Microscopic examination supports early suspicions that wear and tear caused a fan blade to snap inside one engine of a United Airlines plane that made an emergency landing shortly after takeoff last month in Denver, federal safety investigators said Friday.
The National Transportation Safety Board said the exam found “multiple fatigue fracture origins” on the inside surface of the hollow fan blade. The board said “multiple” secondary cracks were found, and that the examination is continuing.
The broken blade on the Pratt & Whitney engine had been used on 2,979 flights since its last inspection in 2016, the NTSB said. At the time, similar blades were required to be inspected every 6,500 flights. The NTSB believes the failed blade then sheared off part of an adjacent fan blade.
After the Feb. 20 incident, Pratt & Whitney called for inspections every 1,000 flights, followed by a Federal Aviation Administration order that they be inspected for cracks before their next flight.

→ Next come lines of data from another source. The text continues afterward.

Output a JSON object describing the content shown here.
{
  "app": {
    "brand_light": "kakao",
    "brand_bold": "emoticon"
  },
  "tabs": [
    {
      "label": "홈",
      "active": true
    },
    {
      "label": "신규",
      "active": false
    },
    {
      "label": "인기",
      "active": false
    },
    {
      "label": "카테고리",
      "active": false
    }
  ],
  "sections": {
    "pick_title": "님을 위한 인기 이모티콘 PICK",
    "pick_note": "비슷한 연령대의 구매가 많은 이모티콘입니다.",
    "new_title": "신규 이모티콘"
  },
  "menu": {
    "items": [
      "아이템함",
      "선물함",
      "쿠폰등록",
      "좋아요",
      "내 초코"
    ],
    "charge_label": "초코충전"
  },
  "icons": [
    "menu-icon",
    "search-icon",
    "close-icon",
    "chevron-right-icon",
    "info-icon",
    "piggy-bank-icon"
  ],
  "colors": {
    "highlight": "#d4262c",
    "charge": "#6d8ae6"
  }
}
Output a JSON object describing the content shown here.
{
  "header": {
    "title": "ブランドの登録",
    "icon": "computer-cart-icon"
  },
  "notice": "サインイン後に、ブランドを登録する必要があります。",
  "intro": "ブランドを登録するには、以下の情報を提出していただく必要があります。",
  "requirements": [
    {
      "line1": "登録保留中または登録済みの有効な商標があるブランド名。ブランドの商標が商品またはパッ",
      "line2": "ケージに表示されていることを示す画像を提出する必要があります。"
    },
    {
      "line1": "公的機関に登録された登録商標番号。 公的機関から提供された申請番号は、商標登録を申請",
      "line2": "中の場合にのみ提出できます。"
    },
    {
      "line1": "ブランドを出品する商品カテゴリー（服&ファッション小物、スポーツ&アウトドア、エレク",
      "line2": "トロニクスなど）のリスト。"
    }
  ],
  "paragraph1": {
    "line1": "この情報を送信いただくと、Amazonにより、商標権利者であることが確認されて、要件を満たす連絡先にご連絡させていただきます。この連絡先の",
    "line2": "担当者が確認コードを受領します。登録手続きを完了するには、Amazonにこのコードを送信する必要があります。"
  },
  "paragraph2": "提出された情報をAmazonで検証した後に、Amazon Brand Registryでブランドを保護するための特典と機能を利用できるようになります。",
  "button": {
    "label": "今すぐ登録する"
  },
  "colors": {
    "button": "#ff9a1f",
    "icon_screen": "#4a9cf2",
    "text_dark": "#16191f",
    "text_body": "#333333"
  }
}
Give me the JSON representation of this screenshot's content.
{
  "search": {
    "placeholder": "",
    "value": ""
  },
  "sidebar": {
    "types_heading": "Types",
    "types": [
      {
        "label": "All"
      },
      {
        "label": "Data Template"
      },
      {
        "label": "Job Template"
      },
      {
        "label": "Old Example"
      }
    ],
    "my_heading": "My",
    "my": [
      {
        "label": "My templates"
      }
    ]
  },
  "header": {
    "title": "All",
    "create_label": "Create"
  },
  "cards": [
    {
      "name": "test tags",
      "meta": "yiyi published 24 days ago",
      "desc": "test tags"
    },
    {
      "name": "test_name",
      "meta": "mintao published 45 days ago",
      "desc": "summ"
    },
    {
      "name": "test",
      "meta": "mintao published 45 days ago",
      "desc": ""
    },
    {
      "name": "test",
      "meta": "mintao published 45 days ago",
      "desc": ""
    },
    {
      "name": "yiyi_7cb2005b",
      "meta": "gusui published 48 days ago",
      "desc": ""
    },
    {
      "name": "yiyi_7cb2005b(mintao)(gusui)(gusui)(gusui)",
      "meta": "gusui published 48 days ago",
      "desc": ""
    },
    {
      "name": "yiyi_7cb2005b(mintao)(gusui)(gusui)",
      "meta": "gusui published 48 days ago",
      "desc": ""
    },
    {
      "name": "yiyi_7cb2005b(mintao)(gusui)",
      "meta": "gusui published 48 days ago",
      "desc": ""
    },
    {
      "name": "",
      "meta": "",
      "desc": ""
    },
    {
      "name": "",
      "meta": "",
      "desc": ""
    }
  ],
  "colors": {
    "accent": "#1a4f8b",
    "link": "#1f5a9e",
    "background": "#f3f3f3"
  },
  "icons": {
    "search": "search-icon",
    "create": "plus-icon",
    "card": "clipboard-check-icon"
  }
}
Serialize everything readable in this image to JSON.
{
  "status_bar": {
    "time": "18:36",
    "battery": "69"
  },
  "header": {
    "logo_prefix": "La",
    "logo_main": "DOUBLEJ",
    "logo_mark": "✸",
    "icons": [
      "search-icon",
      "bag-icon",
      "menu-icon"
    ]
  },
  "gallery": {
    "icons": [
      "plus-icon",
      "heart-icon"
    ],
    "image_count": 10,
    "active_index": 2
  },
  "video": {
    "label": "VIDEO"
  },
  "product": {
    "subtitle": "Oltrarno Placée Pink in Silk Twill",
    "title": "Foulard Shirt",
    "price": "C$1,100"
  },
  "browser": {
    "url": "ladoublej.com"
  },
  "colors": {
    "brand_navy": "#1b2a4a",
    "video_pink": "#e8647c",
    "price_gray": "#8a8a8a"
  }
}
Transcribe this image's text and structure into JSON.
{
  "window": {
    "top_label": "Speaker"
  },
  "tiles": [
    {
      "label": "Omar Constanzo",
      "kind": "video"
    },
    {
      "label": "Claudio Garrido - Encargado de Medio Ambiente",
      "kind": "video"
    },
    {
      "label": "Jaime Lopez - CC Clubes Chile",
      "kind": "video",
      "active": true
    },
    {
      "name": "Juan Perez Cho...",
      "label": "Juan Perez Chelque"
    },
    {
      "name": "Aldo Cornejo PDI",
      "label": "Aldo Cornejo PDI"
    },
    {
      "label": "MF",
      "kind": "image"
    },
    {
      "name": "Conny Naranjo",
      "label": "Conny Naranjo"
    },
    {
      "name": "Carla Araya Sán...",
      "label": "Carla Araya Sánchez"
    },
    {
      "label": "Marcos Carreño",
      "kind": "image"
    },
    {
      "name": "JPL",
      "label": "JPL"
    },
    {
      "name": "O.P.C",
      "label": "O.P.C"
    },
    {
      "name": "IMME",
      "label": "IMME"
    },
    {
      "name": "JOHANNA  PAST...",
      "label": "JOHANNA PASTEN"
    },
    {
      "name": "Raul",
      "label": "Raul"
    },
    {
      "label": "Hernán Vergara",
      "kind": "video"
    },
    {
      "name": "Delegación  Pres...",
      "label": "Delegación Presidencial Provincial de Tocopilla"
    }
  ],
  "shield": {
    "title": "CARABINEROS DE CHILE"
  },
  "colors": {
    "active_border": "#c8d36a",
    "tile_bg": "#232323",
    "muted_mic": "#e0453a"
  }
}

The particular Pratt & Whitney engines involved are found on fewer than 100 Boeing 777 jets currently in use. They're also on several dozen other planes that have been parked because of weak passenger traffic during the pandemic. The affected planes are all used by United Airlines and by carriers in Japan and South Korea.
The engine failure occurred four minutes after the Boeing 777 took off, bound for Hawaii. Debris from the engine and its housing rained down on suburban neighborhoods. The NTSB said the pilots had just increased power to the two engines when a loud bang was captured on the cockpit voice recorder.
Information from the plane's data recorder indicates that the engine shut down automatically and triggered a fire warning. The United pilots declared an emergency and returned to Denver International Airport with one working engine and landed safely. No injuries were reported on the plane or on the ground.
U.S. & World
This story has been updated to correct that the engine failure over Denver occurred Feb. 20, not Feb. 22.